'''

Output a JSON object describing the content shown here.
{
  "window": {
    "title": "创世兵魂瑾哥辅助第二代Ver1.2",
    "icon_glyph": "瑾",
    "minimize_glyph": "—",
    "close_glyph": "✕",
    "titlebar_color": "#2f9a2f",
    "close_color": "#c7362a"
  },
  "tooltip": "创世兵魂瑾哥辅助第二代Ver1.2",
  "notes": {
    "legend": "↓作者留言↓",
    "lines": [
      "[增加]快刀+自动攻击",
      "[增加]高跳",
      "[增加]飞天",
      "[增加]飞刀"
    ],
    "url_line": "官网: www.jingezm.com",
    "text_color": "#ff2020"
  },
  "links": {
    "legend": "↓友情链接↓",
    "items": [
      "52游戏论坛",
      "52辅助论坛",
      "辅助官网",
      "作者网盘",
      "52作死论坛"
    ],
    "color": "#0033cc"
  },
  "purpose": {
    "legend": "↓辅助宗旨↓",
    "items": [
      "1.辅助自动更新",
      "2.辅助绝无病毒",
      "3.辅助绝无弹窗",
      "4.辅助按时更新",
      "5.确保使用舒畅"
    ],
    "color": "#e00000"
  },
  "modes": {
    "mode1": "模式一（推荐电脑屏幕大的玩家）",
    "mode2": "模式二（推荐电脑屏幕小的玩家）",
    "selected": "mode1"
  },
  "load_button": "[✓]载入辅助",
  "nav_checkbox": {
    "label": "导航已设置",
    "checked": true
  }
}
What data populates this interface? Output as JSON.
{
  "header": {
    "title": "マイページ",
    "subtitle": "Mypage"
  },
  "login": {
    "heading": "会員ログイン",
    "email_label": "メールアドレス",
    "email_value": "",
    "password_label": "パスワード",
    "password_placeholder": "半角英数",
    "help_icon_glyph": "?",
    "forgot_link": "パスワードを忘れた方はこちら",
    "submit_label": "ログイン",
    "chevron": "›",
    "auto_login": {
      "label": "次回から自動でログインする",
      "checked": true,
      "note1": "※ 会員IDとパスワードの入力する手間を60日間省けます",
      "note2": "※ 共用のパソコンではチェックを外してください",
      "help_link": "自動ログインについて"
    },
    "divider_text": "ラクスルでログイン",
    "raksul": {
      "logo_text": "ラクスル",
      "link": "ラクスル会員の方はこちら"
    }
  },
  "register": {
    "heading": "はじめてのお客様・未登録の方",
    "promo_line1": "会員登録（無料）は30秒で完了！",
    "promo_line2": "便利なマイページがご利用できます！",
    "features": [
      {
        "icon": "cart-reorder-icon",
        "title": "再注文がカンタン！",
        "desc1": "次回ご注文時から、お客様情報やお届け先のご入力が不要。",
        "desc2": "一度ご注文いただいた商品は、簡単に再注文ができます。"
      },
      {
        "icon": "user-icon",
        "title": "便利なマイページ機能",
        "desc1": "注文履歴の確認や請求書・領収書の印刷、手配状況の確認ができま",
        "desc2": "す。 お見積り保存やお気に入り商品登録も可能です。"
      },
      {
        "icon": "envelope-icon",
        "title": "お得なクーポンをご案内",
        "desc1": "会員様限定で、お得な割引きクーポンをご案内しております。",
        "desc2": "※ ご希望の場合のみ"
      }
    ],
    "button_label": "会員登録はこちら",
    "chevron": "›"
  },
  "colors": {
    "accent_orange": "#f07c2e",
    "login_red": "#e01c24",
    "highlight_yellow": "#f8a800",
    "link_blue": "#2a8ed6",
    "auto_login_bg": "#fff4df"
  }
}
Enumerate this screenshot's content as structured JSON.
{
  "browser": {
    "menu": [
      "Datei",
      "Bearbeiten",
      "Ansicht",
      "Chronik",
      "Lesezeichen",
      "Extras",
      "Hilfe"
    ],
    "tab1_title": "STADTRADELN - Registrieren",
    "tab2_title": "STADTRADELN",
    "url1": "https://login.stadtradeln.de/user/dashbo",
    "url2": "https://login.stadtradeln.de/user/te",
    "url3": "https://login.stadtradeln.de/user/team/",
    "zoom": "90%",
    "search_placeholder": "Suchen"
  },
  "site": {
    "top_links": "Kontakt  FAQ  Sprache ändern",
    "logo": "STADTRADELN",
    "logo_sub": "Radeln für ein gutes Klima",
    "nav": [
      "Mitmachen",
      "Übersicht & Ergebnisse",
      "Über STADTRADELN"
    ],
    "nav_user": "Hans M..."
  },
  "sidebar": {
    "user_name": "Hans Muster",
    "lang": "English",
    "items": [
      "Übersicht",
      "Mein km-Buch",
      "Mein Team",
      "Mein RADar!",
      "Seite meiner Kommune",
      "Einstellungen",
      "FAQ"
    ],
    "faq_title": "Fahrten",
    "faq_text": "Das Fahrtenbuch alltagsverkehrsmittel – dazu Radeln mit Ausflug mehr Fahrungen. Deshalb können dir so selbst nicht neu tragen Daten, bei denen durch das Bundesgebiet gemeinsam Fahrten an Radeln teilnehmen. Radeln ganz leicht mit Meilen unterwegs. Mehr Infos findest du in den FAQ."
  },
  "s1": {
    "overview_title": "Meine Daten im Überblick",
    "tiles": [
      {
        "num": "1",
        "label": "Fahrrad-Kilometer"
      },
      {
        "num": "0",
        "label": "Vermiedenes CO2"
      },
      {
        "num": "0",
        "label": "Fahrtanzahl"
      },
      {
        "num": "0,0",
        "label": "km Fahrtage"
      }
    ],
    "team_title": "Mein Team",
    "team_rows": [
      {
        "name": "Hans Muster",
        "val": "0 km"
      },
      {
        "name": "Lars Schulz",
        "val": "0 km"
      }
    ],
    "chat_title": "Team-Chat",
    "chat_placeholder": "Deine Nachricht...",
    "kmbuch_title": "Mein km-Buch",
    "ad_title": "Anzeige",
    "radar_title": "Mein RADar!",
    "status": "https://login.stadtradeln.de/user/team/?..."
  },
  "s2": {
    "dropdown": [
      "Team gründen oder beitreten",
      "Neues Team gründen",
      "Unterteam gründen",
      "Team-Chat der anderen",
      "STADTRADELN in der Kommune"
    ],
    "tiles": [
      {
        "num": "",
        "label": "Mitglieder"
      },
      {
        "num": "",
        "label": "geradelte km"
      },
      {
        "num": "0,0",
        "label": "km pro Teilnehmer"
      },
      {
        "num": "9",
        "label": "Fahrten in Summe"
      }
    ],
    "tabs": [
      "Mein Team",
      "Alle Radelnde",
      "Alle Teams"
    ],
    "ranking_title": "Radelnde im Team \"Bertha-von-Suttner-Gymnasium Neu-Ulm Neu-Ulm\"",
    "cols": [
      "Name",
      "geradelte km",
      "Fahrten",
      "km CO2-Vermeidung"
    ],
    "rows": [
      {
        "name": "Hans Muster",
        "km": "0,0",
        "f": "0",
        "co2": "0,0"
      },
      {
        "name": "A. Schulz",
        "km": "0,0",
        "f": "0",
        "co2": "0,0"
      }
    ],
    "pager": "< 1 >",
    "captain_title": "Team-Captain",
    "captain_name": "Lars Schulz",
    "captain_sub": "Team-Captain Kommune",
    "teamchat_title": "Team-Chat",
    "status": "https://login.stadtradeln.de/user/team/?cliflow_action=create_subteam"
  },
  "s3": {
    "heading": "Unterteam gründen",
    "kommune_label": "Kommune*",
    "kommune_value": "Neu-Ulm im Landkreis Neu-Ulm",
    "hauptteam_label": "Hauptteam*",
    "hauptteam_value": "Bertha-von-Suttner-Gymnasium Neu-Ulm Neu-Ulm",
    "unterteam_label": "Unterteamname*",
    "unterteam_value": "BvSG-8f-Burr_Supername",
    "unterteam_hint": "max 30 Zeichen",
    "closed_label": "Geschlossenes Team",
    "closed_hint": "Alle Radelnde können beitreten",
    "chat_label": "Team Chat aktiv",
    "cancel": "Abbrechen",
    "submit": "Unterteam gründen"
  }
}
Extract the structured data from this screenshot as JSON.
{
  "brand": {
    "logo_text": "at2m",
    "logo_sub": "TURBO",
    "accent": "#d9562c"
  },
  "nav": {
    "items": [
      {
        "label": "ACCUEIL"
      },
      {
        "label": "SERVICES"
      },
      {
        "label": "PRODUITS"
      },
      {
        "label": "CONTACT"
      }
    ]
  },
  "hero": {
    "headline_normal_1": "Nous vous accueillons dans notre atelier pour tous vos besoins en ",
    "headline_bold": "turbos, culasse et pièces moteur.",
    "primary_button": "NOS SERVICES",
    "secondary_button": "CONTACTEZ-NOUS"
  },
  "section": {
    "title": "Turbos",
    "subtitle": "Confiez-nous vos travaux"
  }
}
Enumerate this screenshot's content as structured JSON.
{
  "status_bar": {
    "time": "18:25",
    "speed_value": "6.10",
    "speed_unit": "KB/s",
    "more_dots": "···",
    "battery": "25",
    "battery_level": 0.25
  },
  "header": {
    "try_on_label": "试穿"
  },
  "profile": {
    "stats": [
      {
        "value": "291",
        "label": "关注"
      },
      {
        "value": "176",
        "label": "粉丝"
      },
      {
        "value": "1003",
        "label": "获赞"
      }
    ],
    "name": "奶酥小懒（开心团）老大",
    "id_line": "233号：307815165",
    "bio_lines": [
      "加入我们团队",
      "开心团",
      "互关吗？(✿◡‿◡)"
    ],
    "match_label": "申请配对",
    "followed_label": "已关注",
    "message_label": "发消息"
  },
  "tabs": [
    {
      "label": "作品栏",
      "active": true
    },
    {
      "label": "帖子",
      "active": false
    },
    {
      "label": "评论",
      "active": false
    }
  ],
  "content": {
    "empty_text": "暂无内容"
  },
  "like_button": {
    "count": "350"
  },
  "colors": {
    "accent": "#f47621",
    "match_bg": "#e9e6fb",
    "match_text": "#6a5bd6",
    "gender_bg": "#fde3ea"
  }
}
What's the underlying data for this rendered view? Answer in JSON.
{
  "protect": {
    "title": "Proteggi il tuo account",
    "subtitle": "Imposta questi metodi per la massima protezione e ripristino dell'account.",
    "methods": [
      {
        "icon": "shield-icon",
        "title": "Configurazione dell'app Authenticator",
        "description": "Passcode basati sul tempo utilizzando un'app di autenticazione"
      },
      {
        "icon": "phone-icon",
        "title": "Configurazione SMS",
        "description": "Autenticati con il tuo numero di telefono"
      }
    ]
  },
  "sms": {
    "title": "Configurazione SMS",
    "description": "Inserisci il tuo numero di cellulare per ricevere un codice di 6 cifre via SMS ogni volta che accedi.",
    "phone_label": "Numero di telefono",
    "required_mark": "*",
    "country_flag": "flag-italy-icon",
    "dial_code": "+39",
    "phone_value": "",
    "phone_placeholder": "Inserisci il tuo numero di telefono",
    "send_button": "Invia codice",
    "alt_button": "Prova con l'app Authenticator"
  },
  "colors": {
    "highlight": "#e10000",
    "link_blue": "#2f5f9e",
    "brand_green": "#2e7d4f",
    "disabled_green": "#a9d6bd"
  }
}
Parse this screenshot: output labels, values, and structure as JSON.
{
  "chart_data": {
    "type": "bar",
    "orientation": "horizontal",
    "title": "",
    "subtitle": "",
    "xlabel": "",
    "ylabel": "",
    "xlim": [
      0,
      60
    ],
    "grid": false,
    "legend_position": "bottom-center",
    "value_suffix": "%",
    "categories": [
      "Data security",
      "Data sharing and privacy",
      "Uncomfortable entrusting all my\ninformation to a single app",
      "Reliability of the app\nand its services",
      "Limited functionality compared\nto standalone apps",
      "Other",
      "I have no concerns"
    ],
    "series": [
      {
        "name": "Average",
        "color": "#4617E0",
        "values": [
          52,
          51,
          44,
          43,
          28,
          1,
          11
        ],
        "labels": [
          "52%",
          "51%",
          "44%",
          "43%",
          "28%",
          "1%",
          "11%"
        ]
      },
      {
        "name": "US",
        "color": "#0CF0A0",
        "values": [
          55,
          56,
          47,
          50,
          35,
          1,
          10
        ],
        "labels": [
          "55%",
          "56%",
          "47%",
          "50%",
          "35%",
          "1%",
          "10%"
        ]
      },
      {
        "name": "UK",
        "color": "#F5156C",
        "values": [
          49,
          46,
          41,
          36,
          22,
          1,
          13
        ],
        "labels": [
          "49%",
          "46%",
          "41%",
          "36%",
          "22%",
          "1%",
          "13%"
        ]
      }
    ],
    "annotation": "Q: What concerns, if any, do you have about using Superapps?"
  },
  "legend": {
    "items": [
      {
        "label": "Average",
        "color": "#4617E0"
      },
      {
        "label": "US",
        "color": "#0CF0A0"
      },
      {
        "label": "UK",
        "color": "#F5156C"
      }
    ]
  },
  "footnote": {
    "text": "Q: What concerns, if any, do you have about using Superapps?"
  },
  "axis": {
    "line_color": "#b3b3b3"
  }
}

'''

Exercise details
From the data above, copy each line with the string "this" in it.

Exercise result
What data populates this interface? Output as JSON.
Enumerate this screenshot's content as structured JSON.
Extract the structured data from this screenshot as JSON.
Enumerate this screenshot's content as structured JSON.
What's the underlying data for this rendered view? Answer in JSON.
Parse this screenshot: output labels, values, and structure as JSON.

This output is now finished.